Quickies – Introduction & Snake

About Quickies

Quickies are little game projects (usually clones of classic games) I mainly do as a practice for myself. Besides that I want to write about the challenges the project provided. On the respective project page you can also find playable builds of the game and the complete source code.
I try to do them in a rather short period of time so there might be bugs and rough edges. Please also notice that the source code is not perfect and I usually make some compromises in favor of a faster development time.

About and brief history

I guess I don’t have to say alot about the mechanics of snake. You control a snake within a fixed area and try to collect food. With every food “eaten” the snake grows. If you collide with the level boundaries or the snake itself you lose.

Snake originates from the game Blockade which was developed and published by Gremlin in 1976. It then was cloned and realeased by multiple companies. The first PC version, titled Worm, was programmed in 1978 by Perter Trefonas. (Source: wikipedia)

Creating the initial playable prototype took me about an hour or so. In total I spend something like two to three hours. The game looks pretty ugly I guess (programmer art)…



Snake is a pretty simple game of course but there are still some things to consider.

So the first “problem” was the movement of the snake. How do we make sure that each part of the snake gets the correct position in each frame? My solution was to iterate over each part but backwards. So starting with the last part of the snake, I simply assign the position of it’s predecessor. I iterate over all parts and do exactly the same – always assign the position of the part with index = index – 1. For the head of course there is no predecessor. So the head just get’s moved one unit depending on the user input.

for (int i = parts.Count - 1; i > 0; i--)
GameObject prev = parts[i - 1];
parts[i].transform.position = prev.transform.position;
parts[0].transform.position += dir;

The second thing I had to think about was increasing the size of the snake whenever the player collects food. What position do I assign to the new part? This can easily be achieved by calculating the position of last part – the position of the second last and then adding this to the position of the last part.

Vector3 newPos;
Vector3 diff = lastPart.transform.position - lastPartMinusOne.transform.position;
newPos = lastPart.transform.position + diff;


The project page contains everything related to this game. It includes a playable WebGL version as well as a downloadable version for windows. The source code is also provided and can be downloaded.

That’s it for this quickie. Stay tuned for the next one!

Task List in Visual Studio

In this quicktip I want to show you the Visual Studio task list.

Many of us use keywords like ‘TODO’ or ‘HACK’ in their comments. But this only makes sense if you either got very few source files or a way to see all those comments in a central place. Luckily Visual Studio provides a view for that.

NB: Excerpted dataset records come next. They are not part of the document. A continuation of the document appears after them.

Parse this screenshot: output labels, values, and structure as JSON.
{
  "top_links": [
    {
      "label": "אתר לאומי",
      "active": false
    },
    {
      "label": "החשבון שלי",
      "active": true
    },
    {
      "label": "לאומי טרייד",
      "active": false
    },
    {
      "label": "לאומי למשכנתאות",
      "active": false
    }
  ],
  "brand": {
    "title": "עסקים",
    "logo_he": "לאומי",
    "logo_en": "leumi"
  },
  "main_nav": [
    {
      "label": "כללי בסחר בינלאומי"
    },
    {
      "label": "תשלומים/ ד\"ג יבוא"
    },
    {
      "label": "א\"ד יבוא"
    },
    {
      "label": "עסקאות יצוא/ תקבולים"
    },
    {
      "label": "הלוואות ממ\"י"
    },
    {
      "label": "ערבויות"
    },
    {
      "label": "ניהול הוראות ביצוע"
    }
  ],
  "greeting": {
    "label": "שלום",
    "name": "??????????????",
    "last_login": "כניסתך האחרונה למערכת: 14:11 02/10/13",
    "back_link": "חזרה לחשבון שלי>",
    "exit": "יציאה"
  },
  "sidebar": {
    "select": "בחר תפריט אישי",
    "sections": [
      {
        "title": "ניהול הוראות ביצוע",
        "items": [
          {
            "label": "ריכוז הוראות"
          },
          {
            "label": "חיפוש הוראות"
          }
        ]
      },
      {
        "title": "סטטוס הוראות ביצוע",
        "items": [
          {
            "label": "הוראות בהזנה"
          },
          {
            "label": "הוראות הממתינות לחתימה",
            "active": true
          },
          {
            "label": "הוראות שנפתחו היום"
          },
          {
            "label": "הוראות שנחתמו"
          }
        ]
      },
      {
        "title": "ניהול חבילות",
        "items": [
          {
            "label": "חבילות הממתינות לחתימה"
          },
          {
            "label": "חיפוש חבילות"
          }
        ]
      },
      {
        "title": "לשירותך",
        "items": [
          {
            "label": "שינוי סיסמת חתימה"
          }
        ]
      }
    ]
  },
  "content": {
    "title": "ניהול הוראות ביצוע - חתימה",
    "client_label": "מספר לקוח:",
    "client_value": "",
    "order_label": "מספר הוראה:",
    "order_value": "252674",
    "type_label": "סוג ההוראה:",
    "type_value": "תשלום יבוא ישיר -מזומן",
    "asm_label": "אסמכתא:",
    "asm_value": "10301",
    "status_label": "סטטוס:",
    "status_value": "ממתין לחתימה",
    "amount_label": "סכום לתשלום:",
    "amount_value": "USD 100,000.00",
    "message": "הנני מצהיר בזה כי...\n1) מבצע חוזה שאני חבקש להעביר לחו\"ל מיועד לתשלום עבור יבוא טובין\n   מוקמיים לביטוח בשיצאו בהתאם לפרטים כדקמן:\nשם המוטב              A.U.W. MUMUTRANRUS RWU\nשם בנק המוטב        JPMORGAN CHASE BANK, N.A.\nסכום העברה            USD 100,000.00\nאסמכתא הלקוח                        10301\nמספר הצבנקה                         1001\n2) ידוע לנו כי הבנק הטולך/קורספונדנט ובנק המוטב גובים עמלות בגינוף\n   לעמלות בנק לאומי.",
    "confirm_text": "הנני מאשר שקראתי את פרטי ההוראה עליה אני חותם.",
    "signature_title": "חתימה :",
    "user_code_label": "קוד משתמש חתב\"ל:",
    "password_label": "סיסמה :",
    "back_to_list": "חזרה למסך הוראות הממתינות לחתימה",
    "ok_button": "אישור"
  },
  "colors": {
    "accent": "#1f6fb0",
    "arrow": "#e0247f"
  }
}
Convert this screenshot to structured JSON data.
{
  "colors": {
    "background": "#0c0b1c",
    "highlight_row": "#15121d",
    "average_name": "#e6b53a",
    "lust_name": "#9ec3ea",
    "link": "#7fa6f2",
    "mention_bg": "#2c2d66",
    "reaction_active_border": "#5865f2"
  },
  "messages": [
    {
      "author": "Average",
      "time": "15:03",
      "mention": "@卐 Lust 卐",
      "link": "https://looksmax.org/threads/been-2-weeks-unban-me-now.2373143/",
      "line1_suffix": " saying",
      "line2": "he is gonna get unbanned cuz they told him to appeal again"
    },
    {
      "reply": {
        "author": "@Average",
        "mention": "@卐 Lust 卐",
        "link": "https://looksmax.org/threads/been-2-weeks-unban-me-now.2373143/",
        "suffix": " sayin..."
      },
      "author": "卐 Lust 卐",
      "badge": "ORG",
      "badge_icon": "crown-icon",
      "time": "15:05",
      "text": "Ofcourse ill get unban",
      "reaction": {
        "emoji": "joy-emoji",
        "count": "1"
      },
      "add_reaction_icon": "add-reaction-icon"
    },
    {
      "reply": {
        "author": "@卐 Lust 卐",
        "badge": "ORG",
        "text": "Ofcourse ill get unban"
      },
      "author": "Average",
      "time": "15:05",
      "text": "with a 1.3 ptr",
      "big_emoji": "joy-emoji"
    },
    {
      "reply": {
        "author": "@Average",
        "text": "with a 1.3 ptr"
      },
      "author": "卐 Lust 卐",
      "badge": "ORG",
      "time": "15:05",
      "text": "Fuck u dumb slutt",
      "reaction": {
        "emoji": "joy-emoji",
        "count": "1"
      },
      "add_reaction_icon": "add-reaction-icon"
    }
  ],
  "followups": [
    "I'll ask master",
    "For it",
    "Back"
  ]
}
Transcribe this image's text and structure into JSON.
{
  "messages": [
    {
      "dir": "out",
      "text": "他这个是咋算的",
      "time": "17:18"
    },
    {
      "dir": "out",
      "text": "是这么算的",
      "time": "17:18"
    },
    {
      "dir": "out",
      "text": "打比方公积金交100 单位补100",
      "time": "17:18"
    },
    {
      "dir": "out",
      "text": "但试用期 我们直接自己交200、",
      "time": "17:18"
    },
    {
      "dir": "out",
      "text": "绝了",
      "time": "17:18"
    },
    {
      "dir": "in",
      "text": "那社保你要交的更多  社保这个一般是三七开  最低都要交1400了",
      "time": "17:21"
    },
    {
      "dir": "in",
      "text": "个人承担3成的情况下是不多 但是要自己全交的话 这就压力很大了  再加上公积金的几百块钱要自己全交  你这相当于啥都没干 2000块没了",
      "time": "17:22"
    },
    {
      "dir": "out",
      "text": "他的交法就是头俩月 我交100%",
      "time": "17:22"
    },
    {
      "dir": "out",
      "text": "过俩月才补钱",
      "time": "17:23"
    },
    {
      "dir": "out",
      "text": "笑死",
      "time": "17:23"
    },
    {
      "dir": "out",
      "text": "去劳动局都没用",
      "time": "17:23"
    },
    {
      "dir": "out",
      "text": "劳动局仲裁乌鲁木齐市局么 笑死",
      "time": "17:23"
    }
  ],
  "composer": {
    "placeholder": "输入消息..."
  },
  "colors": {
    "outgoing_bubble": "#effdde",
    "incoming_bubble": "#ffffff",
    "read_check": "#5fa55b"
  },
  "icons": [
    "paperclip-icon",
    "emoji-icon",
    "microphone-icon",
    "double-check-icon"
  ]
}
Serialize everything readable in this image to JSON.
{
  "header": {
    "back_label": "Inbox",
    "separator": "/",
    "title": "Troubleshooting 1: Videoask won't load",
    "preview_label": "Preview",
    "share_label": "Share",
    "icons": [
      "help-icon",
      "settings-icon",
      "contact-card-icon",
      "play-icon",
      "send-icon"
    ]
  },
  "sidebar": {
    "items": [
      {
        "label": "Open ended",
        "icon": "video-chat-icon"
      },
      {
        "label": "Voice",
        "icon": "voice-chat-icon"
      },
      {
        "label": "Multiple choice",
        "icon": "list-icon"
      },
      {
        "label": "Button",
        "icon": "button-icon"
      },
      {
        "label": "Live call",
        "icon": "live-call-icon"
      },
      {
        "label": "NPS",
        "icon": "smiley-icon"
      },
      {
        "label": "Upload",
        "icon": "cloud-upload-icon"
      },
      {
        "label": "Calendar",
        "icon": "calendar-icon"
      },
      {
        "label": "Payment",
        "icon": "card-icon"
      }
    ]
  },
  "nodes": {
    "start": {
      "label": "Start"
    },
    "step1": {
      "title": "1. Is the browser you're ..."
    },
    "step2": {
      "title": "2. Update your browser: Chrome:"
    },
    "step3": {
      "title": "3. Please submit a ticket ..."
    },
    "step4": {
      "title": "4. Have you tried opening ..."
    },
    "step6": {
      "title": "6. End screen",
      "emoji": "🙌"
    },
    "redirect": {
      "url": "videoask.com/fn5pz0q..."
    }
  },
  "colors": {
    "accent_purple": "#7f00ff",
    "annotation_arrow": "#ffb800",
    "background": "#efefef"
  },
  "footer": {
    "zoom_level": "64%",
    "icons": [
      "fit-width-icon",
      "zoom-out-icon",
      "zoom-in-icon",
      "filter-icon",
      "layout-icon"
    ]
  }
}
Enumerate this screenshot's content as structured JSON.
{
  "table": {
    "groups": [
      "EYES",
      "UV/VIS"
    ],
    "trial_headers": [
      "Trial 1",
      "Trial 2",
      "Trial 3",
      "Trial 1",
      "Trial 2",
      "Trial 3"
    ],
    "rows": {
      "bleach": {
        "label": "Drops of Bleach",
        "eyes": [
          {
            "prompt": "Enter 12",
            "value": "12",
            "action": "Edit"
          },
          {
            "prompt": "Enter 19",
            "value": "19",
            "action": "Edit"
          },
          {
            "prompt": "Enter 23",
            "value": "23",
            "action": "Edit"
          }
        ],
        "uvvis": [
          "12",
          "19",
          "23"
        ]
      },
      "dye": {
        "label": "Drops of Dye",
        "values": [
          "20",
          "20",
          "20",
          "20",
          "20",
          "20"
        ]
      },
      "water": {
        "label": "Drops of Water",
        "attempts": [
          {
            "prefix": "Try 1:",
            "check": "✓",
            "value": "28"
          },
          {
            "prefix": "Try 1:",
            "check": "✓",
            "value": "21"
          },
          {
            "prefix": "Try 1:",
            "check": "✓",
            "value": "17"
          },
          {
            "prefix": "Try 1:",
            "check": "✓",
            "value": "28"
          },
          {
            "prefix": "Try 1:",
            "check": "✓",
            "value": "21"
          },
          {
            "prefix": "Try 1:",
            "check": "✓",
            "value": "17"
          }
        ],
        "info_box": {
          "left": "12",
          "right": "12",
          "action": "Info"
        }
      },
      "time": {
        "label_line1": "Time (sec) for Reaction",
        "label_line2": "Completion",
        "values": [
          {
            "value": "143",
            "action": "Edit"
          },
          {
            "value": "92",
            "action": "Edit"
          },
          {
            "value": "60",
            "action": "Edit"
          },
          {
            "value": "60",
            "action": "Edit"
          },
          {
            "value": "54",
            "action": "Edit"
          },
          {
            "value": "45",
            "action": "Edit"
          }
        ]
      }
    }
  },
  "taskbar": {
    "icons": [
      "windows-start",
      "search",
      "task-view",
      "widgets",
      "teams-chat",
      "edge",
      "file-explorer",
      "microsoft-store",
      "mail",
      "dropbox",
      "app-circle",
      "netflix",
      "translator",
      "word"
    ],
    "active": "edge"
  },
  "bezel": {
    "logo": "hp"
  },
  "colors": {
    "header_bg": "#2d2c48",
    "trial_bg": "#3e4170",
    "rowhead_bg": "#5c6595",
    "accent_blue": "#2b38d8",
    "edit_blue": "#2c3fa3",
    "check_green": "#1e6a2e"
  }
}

To open it just go to View -> TaskList. A new window will open. In the dropdown that says “User Tasks” simply select “Comments”. Now you see all of those “TODO”s and “HACK”s.

Open the Task List
Open the Task List
Show comments
Show comments

You can even modify the default keywords (actually they are called tokens). To do so go to Tools -> Options and select “Task List”. You can set the priority for each token and also add new ones. Adding is a bit counterintuitive. You have to enter the name for your new token in the name Textbox. After that the add button will be enabled.

Custom tokens
Custom tokens

That’s it for now. See you next time.